o you want to become a project manager? Well who can blame you? With all those glamorous start-studded parties to attend (ha ha!), the respect and adoration that comes with the role, and of course you know you’ll get all of the praise when the project turns out well and none of the blame when it doesn’t!
Well not quite. But there are many parts of the job that make it a good skill to have. The satisfaction of a job well done, working closely with a diverse range of people, the challenge of continuous improvement, the ability to get better with every project and new challenges to test you often so you don’t get too bored.
If you are still reading and interested then great. There is no standard way of becoming a project manager. or adding that skill to your technical utility belt Some people just fall into it, others progress naturally and some are forced into it because nobody else wants the job!
If becoming a project manager is a goal then here is are four steps to getting there:
1. Get Some Experience
I accept this might seem odd and maybe counter intuitive. How can I get experience before I get a job? Well it may not seem as strange as it may first seem. You’re right, you won’t get a PM job with out some experience but you can manage projects with out getting a PM job. And when you do start going for those first interviews you’re already one step in front of your competition!
So he question is how to get experience? Well there are as may ways as you can think of. You could:
- manage a personal project (from moving house to starting your own business and everything in between).
- volunteer to help out with that sponsored walk/fun run/charity event that is being organised at work.
- volunteer to help with a charity (type “charity volunteers” into google!)
- Join a local social group that helps with local projects: Round Table, Lions Club, Rotary Club. These clubs do a great job helping out in their local communities, you can meet now friends and they look great on your CV too!
- ask to help on a project at work – maybe not as the project manager – you may be able to help in the project office which is great experience.
And there are probably other ways you could think of too. It doesn’t matter if these projects are managed in a formal way or not, the point is to get experience with projects and to see if it is something you might like to do.
2. Get Qualified
You can go on a 3 day training course as a Scrum Master (Agile) for about £700 or a 5 day Prince 2 Practitioner for £1000+. PMP and PMI courses are similar in price to Prince 2.
Some may say “I can’t afford it”, “I can’t get the time off work” – or all other manor of similar excuses. Well ok, if that is your opinion then fine. But consider this, a PM qualification is an investment in you. It is a statement made by you saying that you take what you do seriously enough to show you have the academic knowledge in your area of expertise.
I personally think that going on courses is a highly valuable use of my time and money, an investment in me and a furthering of my ongoing education. Of course, cost is inevitable so may I suggest setting up a separate savings account and putting money from every pay packet into it until you have enough.
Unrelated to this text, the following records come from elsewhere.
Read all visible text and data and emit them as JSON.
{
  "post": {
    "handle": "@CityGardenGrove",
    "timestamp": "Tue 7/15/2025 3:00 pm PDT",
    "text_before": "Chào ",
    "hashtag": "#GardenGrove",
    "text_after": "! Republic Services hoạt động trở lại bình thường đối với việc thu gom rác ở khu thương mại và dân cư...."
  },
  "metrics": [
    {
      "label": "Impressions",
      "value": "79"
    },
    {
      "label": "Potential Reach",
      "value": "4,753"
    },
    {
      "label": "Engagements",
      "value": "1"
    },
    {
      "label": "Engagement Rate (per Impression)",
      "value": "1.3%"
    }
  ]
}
On the question of which course, I suggest you start with Prince 2 if you are UK/Europe based and PMP if in the US. Accredited Prince 2 course providers can be found here. If you work in a formal Agile environment then Scrum Master may be appropriate or the APMG Agile Project Management course.
3. Get a Job
So by this point you have some project experience (all be it voluntary) AND a formal qualification. You are in the ideal position to land your first PM contract or job. If you work in a software development environment it helps if you also have experience of leading a team. It tends to be a natural progression to move from developer > team lead > head of dev > then project manager. Not every one chooses this route and I respect each individuals choices. However if you do want to move into project managership and you have enjoyed the leadership, planning, problem solving and motivating aspects of your team lead role then a new position as PM could be just the ticket!
For those with one eye on the future Project Management offers opportunities for moving your career upwards. Not only does it give you the perfect chance to interact with roles you possibly otherwise wouldn’t, the role is also higher profile and you are also more in-charge of your destiny. you now have the power to deliver your project successfully.
4. Ply Your Trade
In my opinion, the greatest reason why some project managers are considered not to do well (and in turn their projects to fail) is that they are simply not doing their job. It is all too easy to become complacent and not bother with the Org Chart for this project, or to not update the Issues or Risk register (it will never happen!), or to manage the changes in your head, or I’m just too busy to send out an update this week. Well sorry but it is part of your job to do this. Yes its a pain sometimes but if you make the effort it will be worth it.
So to finish off this post, I would like to share a statement that was once told to me, I was told “if a project manager is doing there job well, everything will run smoothly and it will seem as if you don’t even need a project manager!” I can see alot of wisdom in this statement, they sound like wise words. When the Pm gets into their groove everything feel just right and this is what you are aiming for in every project.